An organization’s leadership is responsible for creating, implementing, and maintaining a reliable system of internal controls. However, it’s not always easy to have a reliable method to mitigate risk and prevent asset loss.

A stable long-term internal control system requires the management to alter the platform periodically to cater to ongoing business changes. Failure to review the procedures periodically will see them lose their effectiveness over time. The best practice is to check and upgrade the internal controls annually.

Examples of adequate internal controls include:

  • Periodic reviews of the payables details by the chief financial officer to determine the completeness of the list
  • Reviews of all invoices by the payables manager to see that they’re entered into the payable system
  • Reviews of the budget-to-actual reports by department heads
  • Analysis of the unprocessed invoices from all payables clerks by the payables manager

While inherent risks are independent of internal controls, control risk depends on the ability of the operation or design of a control system to eliminate the risk of a misstatement.

Detection Risk
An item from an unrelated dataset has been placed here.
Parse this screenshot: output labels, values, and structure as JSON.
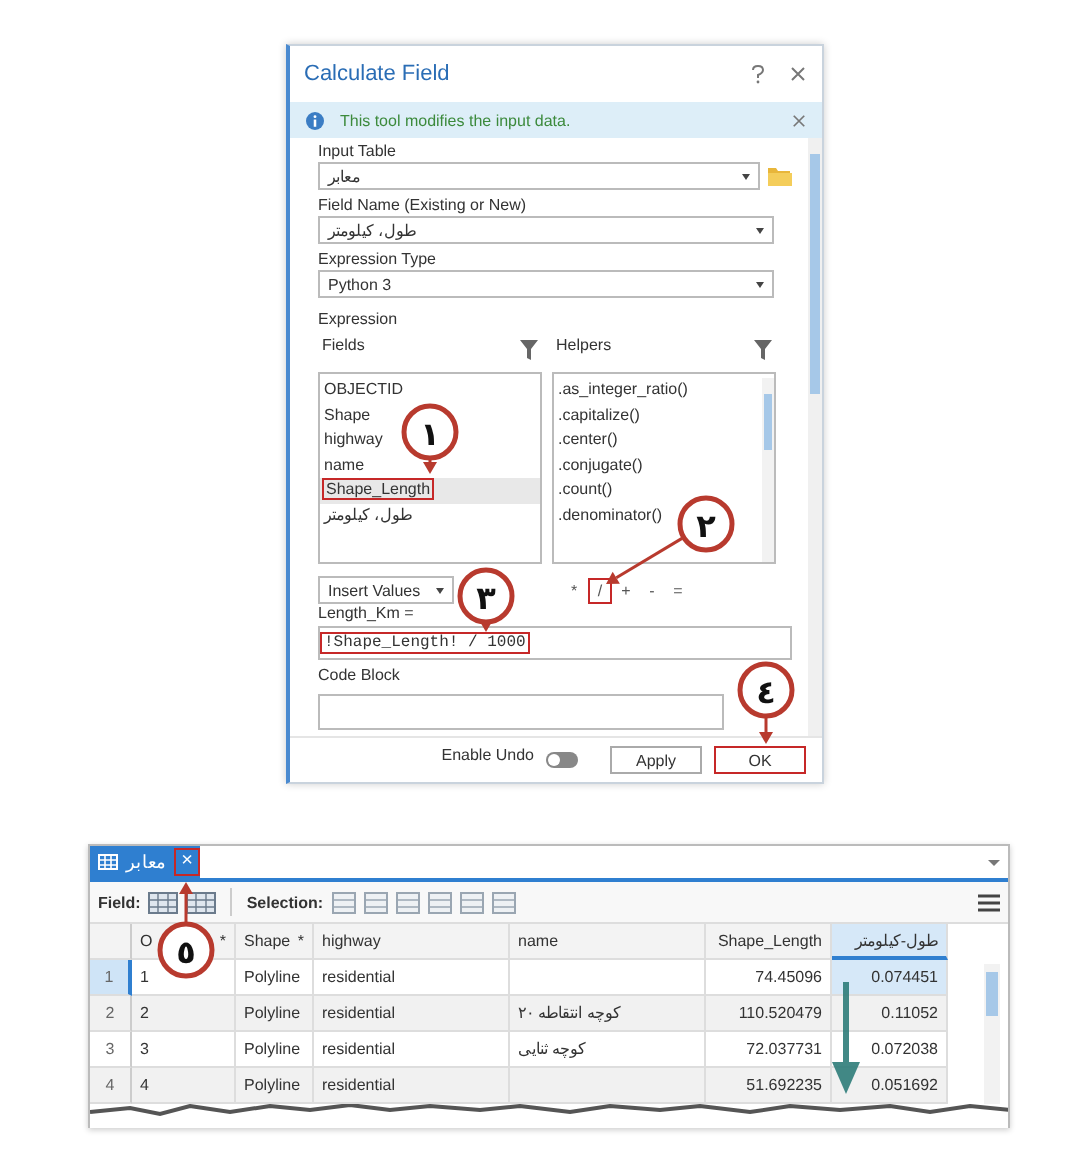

This type of risk arises from an auditor’s failure to detect a material misstatement in financial statements. Using the audit risk model, an auditor can understand the relationship between detection risk and the other two types of audit risk. This creates an environment where the auditors can determine the acceptable level of detection risk.
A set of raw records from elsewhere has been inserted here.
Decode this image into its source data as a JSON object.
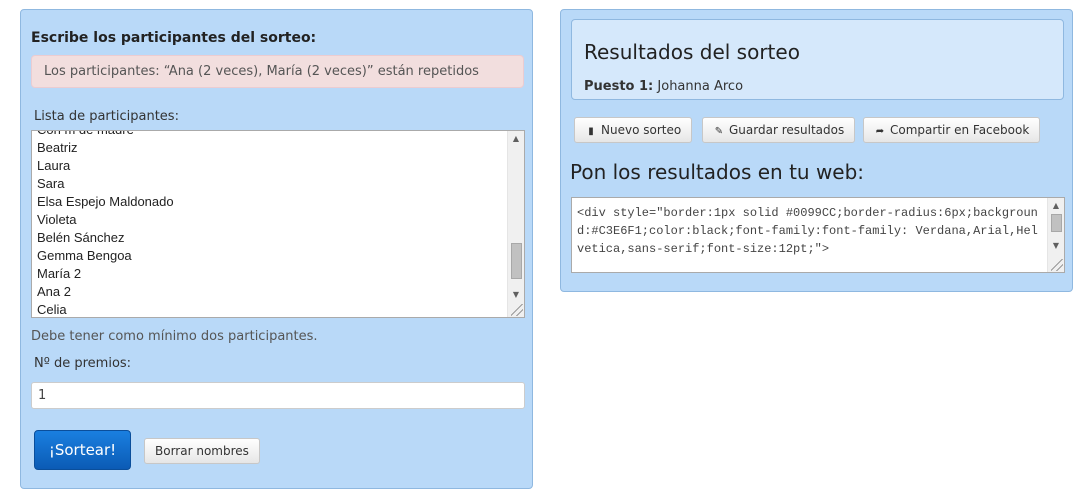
{
  "left": {
    "heading": "Escribe los participantes del sorteo:",
    "alert": "Los participantes: “Ana (2 veces), María (2 veces)” están repetidos",
    "list_label": "Lista de participantes:",
    "participants": [
      "Con m de madre",
      "Beatriz",
      "Laura",
      "Sara",
      "Elsa Espejo Maldonado",
      "Violeta",
      "Belén Sánchez",
      "Gemma Bengoa",
      "María 2",
      "Ana 2",
      "Celia"
    ],
    "scroll_up_icon": "triangle-up",
    "scroll_down_icon": "triangle-down",
    "help_text": "Debe tener como mínimo dos participantes.",
    "prizes_label": "Nº de premios:",
    "prizes_value": "1",
    "draw_button": "¡Sortear!",
    "clear_button": "Borrar nombres"
  },
  "right": {
    "results_title": "Resultados del sorteo",
    "place_label": "Puesto 1:",
    "place_winner": "Johanna Arco",
    "buttons": {
      "new_draw": "Nuevo sorteo",
      "save_results": "Guardar resultados",
      "share_facebook": "Compartir en Facebook"
    },
    "embed_heading": "Pon los resultados en tu web:",
    "embed_code": "<div style=\"border:1px solid #0099CC;border-radius:6px;background:#C3E6F1;color:black;font-family:font-family: Verdana,Arial,Helvetica,sans-serif;font-size:12pt;\">"
  },
  "colors": {
    "panel_bg": "#b9d9f8",
    "panel_border": "#8fb8e0",
    "results_box_bg": "#d5e8fb",
    "alert_bg": "#f2dede",
    "primary_button": "#0b5bb5"
  }
}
However, it’s essential to note that it’s not possible to eliminate detection risk in totality. An auditor can only manipulate the risk by modifying these factors:

  • The competence and skill of the auditors that makeup the engagement team
  • The types of the audit procedures, for example, the degree of substantive procedures in relation to the internal control tests
  • The rigor of the audit procedures, including the sample sizes and length of the audit engagement
  • Quality control like the CPA’s firm system of reviews and quality control by qualified personnel

Final Thoughts

The auditing process has risks that arise from business processes and transactions. These risks include inherent, control, and detection risks, which form the Audit Risk Model concept. Auditors can reduce the likelihood of asset losses if they understand how each of these risks arises and how to mitigate them.

Breast exams are extremely useful in detecting cancer early. Clinical exams, breast self-exams (BSEs) and mammograms should be completed regularly so that it is possible to determine if there are changes in breast tissue, indicating breast cancer or other potentially harmful conditions.

Clinical Exams and Mammograms

The American Cancer Society recommends clinical breast exams every three years for women between 20 and 40, and annually for women 40 and older. Starting at age 45, healthy women should have yearly mammograms.

Performing Self-exams

In between clinical exams and mammograms, women should complete BSEs to become familiar with the look and feel of their breasts when healthy, so that changes can be detected as early as possible.

  • Lie down and place one arm behind your head.
  • Use the pads of your middle three fingers on the opposite hand to check your breast tissue in overlapping, dime-sized circular motions.
  • Use an up-and-down pattern starting at your underarm and moving all the way to the middle of your breastbone to feel for changes.
  • Standing with your hands on your hips, look in a mirror for changes in size, shape, contour or coloring of your breasts.

Breast Tissue Changes

Contact your doctor if you notice any of the following changes to your breast or nipple tissue while doing a BSE:

  • Lumps
  • Dimpling, red or scaly skin
  • Nipple discharge or pain

It is normal for breast tissue to change during menstrual cycles, pregnancy, menopause, or while taking birth control pills or other hormone therapy. However, if you notice changes at other times in your life, it is strongly suggested that you visit a doctor immediately.

More in-depth information on how to perform a BSE is available at ww5.komen.org. This website also provides a Breast Self-Awareness Interactive Tool that you can view. Or, check out this diagram on www.breastcancer.org, which illustrates how to perform a thorough self-exam